GOAL OF THE EXERCISE
Look at each line below and tally those holding "value"; answer with that figure and nothing else.

Data records for software interfaces:

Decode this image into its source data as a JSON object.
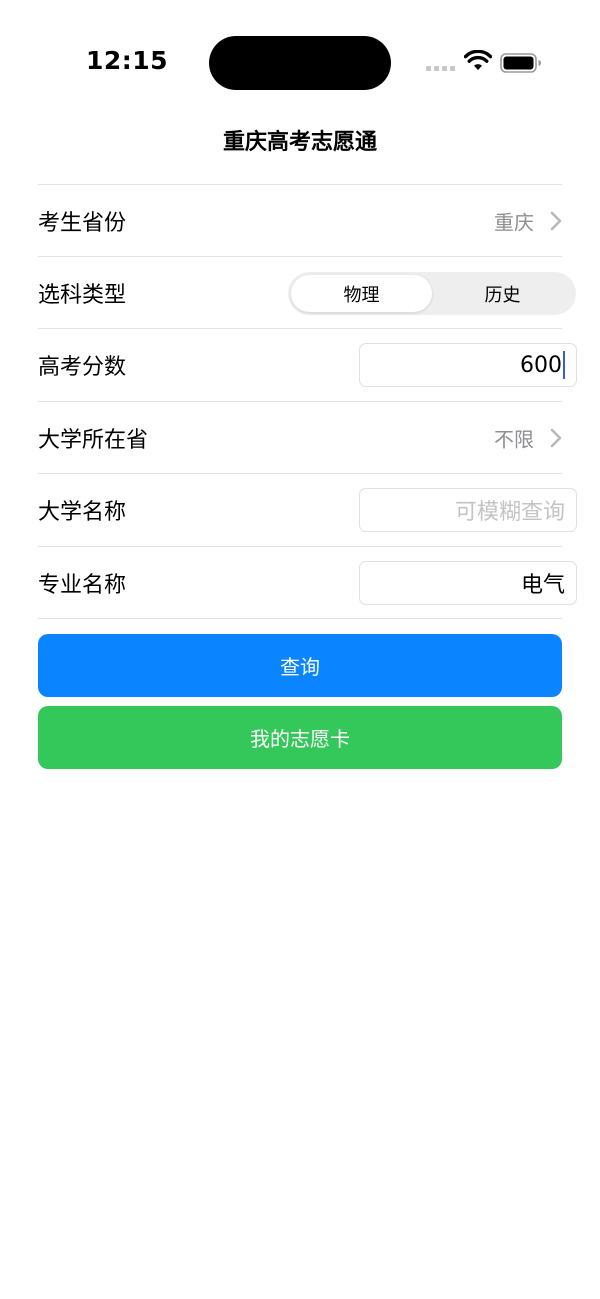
{
  "status_bar": {
    "time": "12:15"
  },
  "nav": {
    "title": "重庆高考志愿通"
  },
  "form": {
    "province": {
      "label": "考生省份",
      "value": "重庆"
    },
    "subject_type": {
      "label": "选科类型",
      "options": [
        "物理",
        "历史"
      ],
      "selected": "物理"
    },
    "score": {
      "label": "高考分数",
      "value": "600"
    },
    "university_province": {
      "label": "大学所在省",
      "value": "不限"
    },
    "university_name": {
      "label": "大学名称",
      "placeholder": "可模糊查询",
      "value": ""
    },
    "major_name": {
      "label": "专业名称",
      "value": "电气"
    }
  },
  "buttons": {
    "query": "查询",
    "my_card": "我的志愿卡"
  },
  "colors": {
    "primary_blue": "#0a84ff",
    "green": "#34c759",
    "caret": "#3a5bd9"
  }
}
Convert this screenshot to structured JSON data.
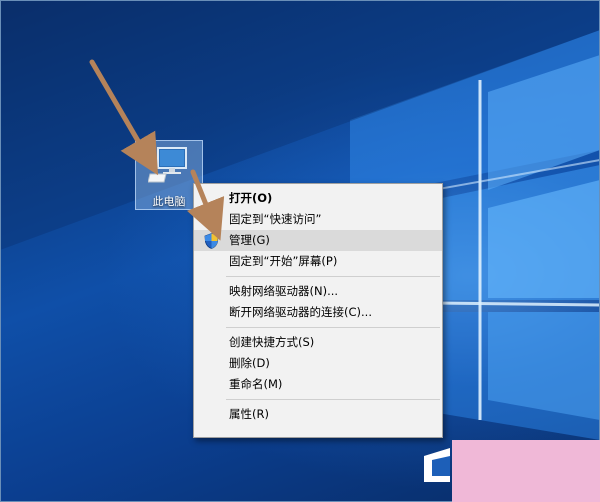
{
  "desktop": {
    "icon_label": "此电脑"
  },
  "context_menu": {
    "items": [
      {
        "label": "打开(O)"
      },
      {
        "label": "固定到“快速访问”"
      },
      {
        "label": "管理(G)"
      },
      {
        "label": "固定到“开始”屏幕(P)"
      },
      {
        "label": "映射网络驱动器(N)..."
      },
      {
        "label": "断开网络驱动器的连接(C)..."
      },
      {
        "label": "创建快捷方式(S)"
      },
      {
        "label": "删除(D)"
      },
      {
        "label": "重命名(M)"
      },
      {
        "label": "属性(R)"
      }
    ]
  },
  "colors": {
    "wallpaper": "#0f4fa8",
    "menu_bg": "#f2f2f2",
    "menu_hover": "#dadada",
    "arrow": "#b5835a",
    "corner_block": "#f0b8d7"
  },
  "icons": {
    "desktop_icon": "computer-monitor-icon",
    "uac": "uac-shield-icon"
  }
}
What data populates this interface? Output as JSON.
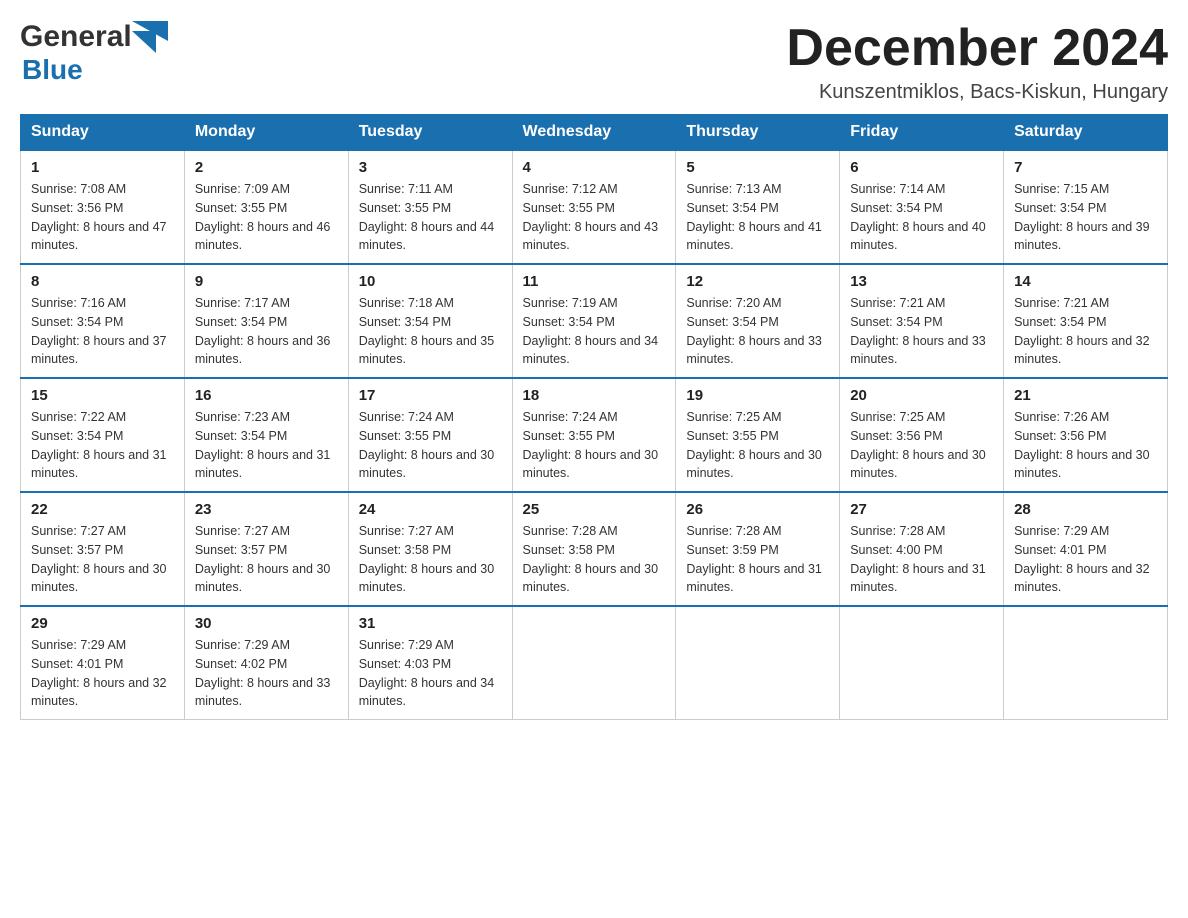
{
  "header": {
    "logo_general": "General",
    "logo_blue": "Blue",
    "month_title": "December 2024",
    "location": "Kunszentmiklos, Bacs-Kiskun, Hungary"
  },
  "days_of_week": [
    "Sunday",
    "Monday",
    "Tuesday",
    "Wednesday",
    "Thursday",
    "Friday",
    "Saturday"
  ],
  "weeks": [
    [
      {
        "day": "1",
        "sunrise": "7:08 AM",
        "sunset": "3:56 PM",
        "daylight": "8 hours and 47 minutes."
      },
      {
        "day": "2",
        "sunrise": "7:09 AM",
        "sunset": "3:55 PM",
        "daylight": "8 hours and 46 minutes."
      },
      {
        "day": "3",
        "sunrise": "7:11 AM",
        "sunset": "3:55 PM",
        "daylight": "8 hours and 44 minutes."
      },
      {
        "day": "4",
        "sunrise": "7:12 AM",
        "sunset": "3:55 PM",
        "daylight": "8 hours and 43 minutes."
      },
      {
        "day": "5",
        "sunrise": "7:13 AM",
        "sunset": "3:54 PM",
        "daylight": "8 hours and 41 minutes."
      },
      {
        "day": "6",
        "sunrise": "7:14 AM",
        "sunset": "3:54 PM",
        "daylight": "8 hours and 40 minutes."
      },
      {
        "day": "7",
        "sunrise": "7:15 AM",
        "sunset": "3:54 PM",
        "daylight": "8 hours and 39 minutes."
      }
    ],
    [
      {
        "day": "8",
        "sunrise": "7:16 AM",
        "sunset": "3:54 PM",
        "daylight": "8 hours and 37 minutes."
      },
      {
        "day": "9",
        "sunrise": "7:17 AM",
        "sunset": "3:54 PM",
        "daylight": "8 hours and 36 minutes."
      },
      {
        "day": "10",
        "sunrise": "7:18 AM",
        "sunset": "3:54 PM",
        "daylight": "8 hours and 35 minutes."
      },
      {
        "day": "11",
        "sunrise": "7:19 AM",
        "sunset": "3:54 PM",
        "daylight": "8 hours and 34 minutes."
      },
      {
        "day": "12",
        "sunrise": "7:20 AM",
        "sunset": "3:54 PM",
        "daylight": "8 hours and 33 minutes."
      },
      {
        "day": "13",
        "sunrise": "7:21 AM",
        "sunset": "3:54 PM",
        "daylight": "8 hours and 33 minutes."
      },
      {
        "day": "14",
        "sunrise": "7:21 AM",
        "sunset": "3:54 PM",
        "daylight": "8 hours and 32 minutes."
      }
    ],
    [
      {
        "day": "15",
        "sunrise": "7:22 AM",
        "sunset": "3:54 PM",
        "daylight": "8 hours and 31 minutes."
      },
      {
        "day": "16",
        "sunrise": "7:23 AM",
        "sunset": "3:54 PM",
        "daylight": "8 hours and 31 minutes."
      },
      {
        "day": "17",
        "sunrise": "7:24 AM",
        "sunset": "3:55 PM",
        "daylight": "8 hours and 30 minutes."
      },
      {
        "day": "18",
        "sunrise": "7:24 AM",
        "sunset": "3:55 PM",
        "daylight": "8 hours and 30 minutes."
      },
      {
        "day": "19",
        "sunrise": "7:25 AM",
        "sunset": "3:55 PM",
        "daylight": "8 hours and 30 minutes."
      },
      {
        "day": "20",
        "sunrise": "7:25 AM",
        "sunset": "3:56 PM",
        "daylight": "8 hours and 30 minutes."
      },
      {
        "day": "21",
        "sunrise": "7:26 AM",
        "sunset": "3:56 PM",
        "daylight": "8 hours and 30 minutes."
      }
    ],
    [
      {
        "day": "22",
        "sunrise": "7:27 AM",
        "sunset": "3:57 PM",
        "daylight": "8 hours and 30 minutes."
      },
      {
        "day": "23",
        "sunrise": "7:27 AM",
        "sunset": "3:57 PM",
        "daylight": "8 hours and 30 minutes."
      },
      {
        "day": "24",
        "sunrise": "7:27 AM",
        "sunset": "3:58 PM",
        "daylight": "8 hours and 30 minutes."
      },
      {
        "day": "25",
        "sunrise": "7:28 AM",
        "sunset": "3:58 PM",
        "daylight": "8 hours and 30 minutes."
      },
      {
        "day": "26",
        "sunrise": "7:28 AM",
        "sunset": "3:59 PM",
        "daylight": "8 hours and 31 minutes."
      },
      {
        "day": "27",
        "sunrise": "7:28 AM",
        "sunset": "4:00 PM",
        "daylight": "8 hours and 31 minutes."
      },
      {
        "day": "28",
        "sunrise": "7:29 AM",
        "sunset": "4:01 PM",
        "daylight": "8 hours and 32 minutes."
      }
    ],
    [
      {
        "day": "29",
        "sunrise": "7:29 AM",
        "sunset": "4:01 PM",
        "daylight": "8 hours and 32 minutes."
      },
      {
        "day": "30",
        "sunrise": "7:29 AM",
        "sunset": "4:02 PM",
        "daylight": "8 hours and 33 minutes."
      },
      {
        "day": "31",
        "sunrise": "7:29 AM",
        "sunset": "4:03 PM",
        "daylight": "8 hours and 34 minutes."
      },
      null,
      null,
      null,
      null
    ]
  ]
}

EXERCISE SOLUTION
5